This is the first of two sets of practical advice on online education. Because of the pandemic, once they adjusted to teaching and learning online, some universities actually closed some of their campuses. You have probably seen and heard a lot about this over the past two years. Even so, I hope there is something for everyone to help reflect, review and refresh your approach as the 2022 academic year rolls into full speed. This one is about strategies for learning online and the next includes some tips for teaching online.
How do you stay motivated?
As adult learners, we normally look inside for our reasons to keep motivated. You know why you are studying. You have a sense of where it will take you and the doors it will open for you. This inner sense of purpose is not always so obvious though, especially if we feel isolated, bored, or find it hard to measure the steps toward our own success. So what can you do?
Break down the overwhelmingly large into smaller more achievable parts.
Do one thing at a time.
Set a schedule which includes study, relaxation, creativity and exercise and use it.
Keep your plans flexible but stick to completing the small achievable parts.
Take some time to reflect on how far you have come and what you need to do next.
Join a study group.
Communicate directly with your lecturer in forums or privately.
How do you balance flexibility with structure?
For some students, there can be too much free time in online courses. You need to set up your own routine for working through the course materials, listening to podcasts (if there are any) and developing your assignments or research projects. Some of these work well:
Keep your schedule printed and colour coded above your desk.
Design your timetable and schedule so it looks appealing.
Stay flexible about this plan but not too flexible.
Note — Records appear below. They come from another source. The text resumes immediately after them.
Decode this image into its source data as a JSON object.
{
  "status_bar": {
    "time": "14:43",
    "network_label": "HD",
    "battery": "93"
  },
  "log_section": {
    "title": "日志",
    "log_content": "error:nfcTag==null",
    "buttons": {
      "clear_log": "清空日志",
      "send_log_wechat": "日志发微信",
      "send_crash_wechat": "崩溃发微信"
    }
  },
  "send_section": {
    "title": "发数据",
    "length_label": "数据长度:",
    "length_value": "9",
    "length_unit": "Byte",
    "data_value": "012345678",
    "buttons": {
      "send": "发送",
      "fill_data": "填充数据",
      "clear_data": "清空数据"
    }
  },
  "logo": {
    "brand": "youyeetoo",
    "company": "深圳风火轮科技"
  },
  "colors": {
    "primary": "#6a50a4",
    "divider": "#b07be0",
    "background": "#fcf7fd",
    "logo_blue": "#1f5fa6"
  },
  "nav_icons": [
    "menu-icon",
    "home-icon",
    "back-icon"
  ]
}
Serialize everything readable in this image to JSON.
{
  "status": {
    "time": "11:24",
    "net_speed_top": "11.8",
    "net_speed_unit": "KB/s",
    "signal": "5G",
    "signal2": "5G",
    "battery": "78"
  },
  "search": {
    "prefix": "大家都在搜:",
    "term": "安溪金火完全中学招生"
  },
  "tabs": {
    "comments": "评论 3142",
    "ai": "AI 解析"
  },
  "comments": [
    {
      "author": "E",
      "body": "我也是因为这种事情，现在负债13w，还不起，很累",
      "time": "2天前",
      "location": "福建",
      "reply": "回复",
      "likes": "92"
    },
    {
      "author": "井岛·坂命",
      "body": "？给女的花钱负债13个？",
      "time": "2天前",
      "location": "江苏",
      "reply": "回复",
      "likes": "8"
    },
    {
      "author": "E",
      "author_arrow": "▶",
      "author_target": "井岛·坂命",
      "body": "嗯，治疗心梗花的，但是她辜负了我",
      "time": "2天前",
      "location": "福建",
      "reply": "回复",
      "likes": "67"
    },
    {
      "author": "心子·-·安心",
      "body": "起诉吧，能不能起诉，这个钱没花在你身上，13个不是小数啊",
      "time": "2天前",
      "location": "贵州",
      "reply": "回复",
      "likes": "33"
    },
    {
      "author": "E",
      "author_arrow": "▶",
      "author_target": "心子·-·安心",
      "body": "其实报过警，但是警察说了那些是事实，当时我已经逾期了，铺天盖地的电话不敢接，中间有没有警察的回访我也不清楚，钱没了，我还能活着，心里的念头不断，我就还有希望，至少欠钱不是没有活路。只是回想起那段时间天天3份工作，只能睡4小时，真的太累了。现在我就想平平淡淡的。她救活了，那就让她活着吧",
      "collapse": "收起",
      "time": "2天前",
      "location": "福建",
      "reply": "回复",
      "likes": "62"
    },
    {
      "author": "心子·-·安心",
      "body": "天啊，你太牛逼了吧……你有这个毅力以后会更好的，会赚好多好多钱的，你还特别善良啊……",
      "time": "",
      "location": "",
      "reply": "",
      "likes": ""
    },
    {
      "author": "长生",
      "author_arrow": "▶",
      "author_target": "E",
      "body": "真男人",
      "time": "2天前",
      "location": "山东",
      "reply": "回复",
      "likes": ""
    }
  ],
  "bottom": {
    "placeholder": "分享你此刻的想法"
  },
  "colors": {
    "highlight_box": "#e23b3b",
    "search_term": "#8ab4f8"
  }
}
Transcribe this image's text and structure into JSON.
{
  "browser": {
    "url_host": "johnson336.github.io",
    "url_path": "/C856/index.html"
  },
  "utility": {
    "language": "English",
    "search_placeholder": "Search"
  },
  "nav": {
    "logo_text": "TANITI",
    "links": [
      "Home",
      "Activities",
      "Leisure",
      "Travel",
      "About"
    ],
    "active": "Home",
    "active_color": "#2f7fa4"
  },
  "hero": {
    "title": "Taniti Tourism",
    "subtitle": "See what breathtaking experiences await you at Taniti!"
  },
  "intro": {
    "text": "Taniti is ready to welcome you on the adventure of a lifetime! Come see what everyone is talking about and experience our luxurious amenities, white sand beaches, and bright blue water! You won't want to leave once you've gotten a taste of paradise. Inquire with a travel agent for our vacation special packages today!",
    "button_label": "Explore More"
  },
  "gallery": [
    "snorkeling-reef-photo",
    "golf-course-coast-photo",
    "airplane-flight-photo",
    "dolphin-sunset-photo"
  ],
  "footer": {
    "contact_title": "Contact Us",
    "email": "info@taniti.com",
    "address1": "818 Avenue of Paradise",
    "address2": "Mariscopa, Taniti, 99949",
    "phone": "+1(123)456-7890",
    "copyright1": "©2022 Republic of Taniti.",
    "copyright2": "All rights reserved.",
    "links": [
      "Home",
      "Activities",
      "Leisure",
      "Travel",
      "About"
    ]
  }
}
This one works very well:
Use your time studying and you will be satisfied you have done your best.
What about distractions?
Tell your family or the people you live with you are unavailable when you are studying and tell them again if they interrupt. And (for children) again.
Study in a separate part of the home. Close the door. Use earplugs if you need to.
Find someone to help with the housework or lower your standards.
Close any chatrooms, messaging, Facebook, WeChat or any other social media unrelated to study.
Invest in a reliable high speed internet connection (hopefully this is available in your region).
What other advice is there from higher education providers and researchers?
EDHEC Business School admits online courses involve more work. They say this is because they cannot monitor their students well without extra structured tasks and assignments. I believe this gives you more regular opportunities to engage with the course, to understand the main ideas and do step by step processes.
EDHEC also state online learning requires “immense self-discipline.” My understanding is that self-discipline is an inner quality which is reflected in our behaviour. If you feel you are not self-disciplined, you can develop the habits of people who seem self-disciplined. Practise till you make it happen. For example, see the tips above on staying motivated and avoiding distraction.
An enormous amount of research has been published on what successful online learners do. One that is sometimes forgotten is this:
They ask questions.
When I am in professional development forums or other kinds of online meetings I often do this if I have nothing special to say or what I think has already been said by others. When I teach online, I always emphasise that every question is a good question. If you have no opinion to contribute to an online forum, ask a question. It is probably about something that some of your peers are wondering about too.